▶ _Brief_
Using the data below, show every line where the word "subtitle" occurs.

▶ _Task inputs_
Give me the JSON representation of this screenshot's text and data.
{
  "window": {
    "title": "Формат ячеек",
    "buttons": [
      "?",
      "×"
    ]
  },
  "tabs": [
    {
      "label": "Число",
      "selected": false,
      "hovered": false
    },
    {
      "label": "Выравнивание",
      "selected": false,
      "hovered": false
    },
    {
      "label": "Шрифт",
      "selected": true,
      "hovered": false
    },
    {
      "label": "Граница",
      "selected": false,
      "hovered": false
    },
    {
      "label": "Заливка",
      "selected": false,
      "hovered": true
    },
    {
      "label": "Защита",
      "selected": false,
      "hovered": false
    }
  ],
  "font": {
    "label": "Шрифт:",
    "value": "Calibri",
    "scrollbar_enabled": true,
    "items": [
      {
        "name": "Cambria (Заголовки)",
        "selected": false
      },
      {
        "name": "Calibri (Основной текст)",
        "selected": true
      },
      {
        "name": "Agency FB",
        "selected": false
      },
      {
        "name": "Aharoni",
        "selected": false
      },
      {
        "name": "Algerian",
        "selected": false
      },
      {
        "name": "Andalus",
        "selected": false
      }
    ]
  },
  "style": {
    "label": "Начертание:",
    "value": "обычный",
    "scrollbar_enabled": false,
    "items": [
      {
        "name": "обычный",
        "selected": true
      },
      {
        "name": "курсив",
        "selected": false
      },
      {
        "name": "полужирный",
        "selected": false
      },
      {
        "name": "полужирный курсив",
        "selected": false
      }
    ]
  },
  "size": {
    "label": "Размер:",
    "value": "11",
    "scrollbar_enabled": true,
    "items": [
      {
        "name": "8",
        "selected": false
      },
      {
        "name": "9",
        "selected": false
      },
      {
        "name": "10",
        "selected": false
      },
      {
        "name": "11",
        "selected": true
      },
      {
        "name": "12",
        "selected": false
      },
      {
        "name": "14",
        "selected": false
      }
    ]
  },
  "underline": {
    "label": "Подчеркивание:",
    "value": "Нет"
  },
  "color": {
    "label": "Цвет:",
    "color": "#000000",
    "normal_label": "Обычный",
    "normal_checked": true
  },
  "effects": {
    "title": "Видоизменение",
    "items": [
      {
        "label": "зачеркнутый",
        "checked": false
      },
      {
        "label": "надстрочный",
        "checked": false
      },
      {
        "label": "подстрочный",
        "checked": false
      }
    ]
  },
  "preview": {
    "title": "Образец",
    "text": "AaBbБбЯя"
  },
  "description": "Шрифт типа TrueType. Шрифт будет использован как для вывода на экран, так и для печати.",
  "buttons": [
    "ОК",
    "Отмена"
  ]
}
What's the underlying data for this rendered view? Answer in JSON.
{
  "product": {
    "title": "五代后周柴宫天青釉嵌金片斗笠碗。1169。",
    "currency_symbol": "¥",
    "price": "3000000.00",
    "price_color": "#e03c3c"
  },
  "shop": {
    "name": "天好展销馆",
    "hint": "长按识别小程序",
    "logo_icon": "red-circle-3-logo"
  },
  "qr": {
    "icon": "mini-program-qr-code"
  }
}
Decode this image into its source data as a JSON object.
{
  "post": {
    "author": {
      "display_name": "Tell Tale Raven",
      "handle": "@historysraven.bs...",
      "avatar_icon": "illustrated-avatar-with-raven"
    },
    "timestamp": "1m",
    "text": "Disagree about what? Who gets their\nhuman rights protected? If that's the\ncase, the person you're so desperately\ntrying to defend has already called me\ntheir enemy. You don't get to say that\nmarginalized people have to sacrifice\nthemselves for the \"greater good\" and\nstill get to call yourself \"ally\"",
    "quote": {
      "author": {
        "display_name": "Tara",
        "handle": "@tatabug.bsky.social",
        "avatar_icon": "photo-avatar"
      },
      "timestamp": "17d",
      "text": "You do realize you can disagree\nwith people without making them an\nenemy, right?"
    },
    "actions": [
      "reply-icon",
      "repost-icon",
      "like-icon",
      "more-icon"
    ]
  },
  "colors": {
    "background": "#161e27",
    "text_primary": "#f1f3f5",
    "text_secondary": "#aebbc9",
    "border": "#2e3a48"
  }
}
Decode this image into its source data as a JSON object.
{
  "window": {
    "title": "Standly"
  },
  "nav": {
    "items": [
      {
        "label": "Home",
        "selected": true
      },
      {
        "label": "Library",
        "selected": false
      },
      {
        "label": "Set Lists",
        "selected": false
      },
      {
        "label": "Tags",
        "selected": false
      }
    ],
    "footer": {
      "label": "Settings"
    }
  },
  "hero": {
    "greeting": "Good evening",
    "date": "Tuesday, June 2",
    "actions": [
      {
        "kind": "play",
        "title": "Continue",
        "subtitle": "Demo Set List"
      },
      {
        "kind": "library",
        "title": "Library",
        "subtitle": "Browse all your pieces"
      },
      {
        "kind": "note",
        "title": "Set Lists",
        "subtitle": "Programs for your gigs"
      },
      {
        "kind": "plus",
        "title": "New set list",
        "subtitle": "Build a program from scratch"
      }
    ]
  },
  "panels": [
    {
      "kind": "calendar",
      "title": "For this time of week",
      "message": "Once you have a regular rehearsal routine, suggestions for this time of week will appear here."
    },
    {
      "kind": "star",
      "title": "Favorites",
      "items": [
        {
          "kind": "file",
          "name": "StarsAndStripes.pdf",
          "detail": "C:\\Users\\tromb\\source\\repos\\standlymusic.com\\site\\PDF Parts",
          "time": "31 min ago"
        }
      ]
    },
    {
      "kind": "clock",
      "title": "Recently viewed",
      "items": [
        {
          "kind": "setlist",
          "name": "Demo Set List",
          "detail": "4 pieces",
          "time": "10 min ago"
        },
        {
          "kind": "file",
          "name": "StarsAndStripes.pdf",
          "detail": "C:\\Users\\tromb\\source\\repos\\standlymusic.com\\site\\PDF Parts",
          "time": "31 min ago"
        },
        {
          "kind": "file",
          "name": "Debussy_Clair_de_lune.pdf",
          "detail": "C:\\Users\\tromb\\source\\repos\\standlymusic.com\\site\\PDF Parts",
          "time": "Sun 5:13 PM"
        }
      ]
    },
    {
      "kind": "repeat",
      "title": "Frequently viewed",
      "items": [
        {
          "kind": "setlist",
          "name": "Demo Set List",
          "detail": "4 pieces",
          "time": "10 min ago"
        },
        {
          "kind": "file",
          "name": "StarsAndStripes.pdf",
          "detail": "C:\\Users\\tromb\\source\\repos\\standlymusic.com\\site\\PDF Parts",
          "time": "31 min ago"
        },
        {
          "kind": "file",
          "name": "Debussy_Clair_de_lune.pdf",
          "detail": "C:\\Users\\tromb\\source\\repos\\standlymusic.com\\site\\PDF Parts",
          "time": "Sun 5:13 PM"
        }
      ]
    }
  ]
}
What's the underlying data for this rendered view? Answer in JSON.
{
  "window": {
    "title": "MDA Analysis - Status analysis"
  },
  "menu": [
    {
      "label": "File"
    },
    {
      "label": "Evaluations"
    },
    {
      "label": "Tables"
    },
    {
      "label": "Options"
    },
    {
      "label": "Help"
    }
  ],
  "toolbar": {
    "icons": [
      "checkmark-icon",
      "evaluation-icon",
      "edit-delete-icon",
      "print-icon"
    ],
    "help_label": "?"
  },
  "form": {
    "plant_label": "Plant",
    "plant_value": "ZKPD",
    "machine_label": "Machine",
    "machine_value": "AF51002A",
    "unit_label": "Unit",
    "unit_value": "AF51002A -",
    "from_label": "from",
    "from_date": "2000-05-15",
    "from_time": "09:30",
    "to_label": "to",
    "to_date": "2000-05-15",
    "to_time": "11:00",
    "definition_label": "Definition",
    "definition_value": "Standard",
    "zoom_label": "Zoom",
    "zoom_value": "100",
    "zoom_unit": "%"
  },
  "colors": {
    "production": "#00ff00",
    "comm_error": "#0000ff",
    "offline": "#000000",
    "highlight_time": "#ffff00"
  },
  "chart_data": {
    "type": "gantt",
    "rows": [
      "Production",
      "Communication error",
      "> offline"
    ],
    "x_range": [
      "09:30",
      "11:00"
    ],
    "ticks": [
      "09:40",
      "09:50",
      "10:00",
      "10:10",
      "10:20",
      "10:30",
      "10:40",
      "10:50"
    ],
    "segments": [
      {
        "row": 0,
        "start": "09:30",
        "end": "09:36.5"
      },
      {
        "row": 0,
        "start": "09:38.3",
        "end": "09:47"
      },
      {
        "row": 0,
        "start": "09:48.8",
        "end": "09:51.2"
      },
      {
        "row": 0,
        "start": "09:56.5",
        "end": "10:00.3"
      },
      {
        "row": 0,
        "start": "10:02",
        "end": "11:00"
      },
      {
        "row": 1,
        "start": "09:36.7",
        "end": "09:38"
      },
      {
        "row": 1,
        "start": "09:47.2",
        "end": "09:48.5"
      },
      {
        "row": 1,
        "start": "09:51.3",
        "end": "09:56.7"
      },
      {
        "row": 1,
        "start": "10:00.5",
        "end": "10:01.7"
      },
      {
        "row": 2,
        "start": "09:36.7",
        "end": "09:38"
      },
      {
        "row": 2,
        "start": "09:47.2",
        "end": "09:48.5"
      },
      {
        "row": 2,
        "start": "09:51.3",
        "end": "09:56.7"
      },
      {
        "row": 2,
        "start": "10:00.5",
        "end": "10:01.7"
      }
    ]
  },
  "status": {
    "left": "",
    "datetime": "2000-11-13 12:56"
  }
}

▶ _Solution to this exercise_
        "subtitle": "Demo Set List"
        "subtitle": "Browse all your pieces"
        "subtitle": "Programs for your gigs"
        "subtitle": "Build a program from scratch"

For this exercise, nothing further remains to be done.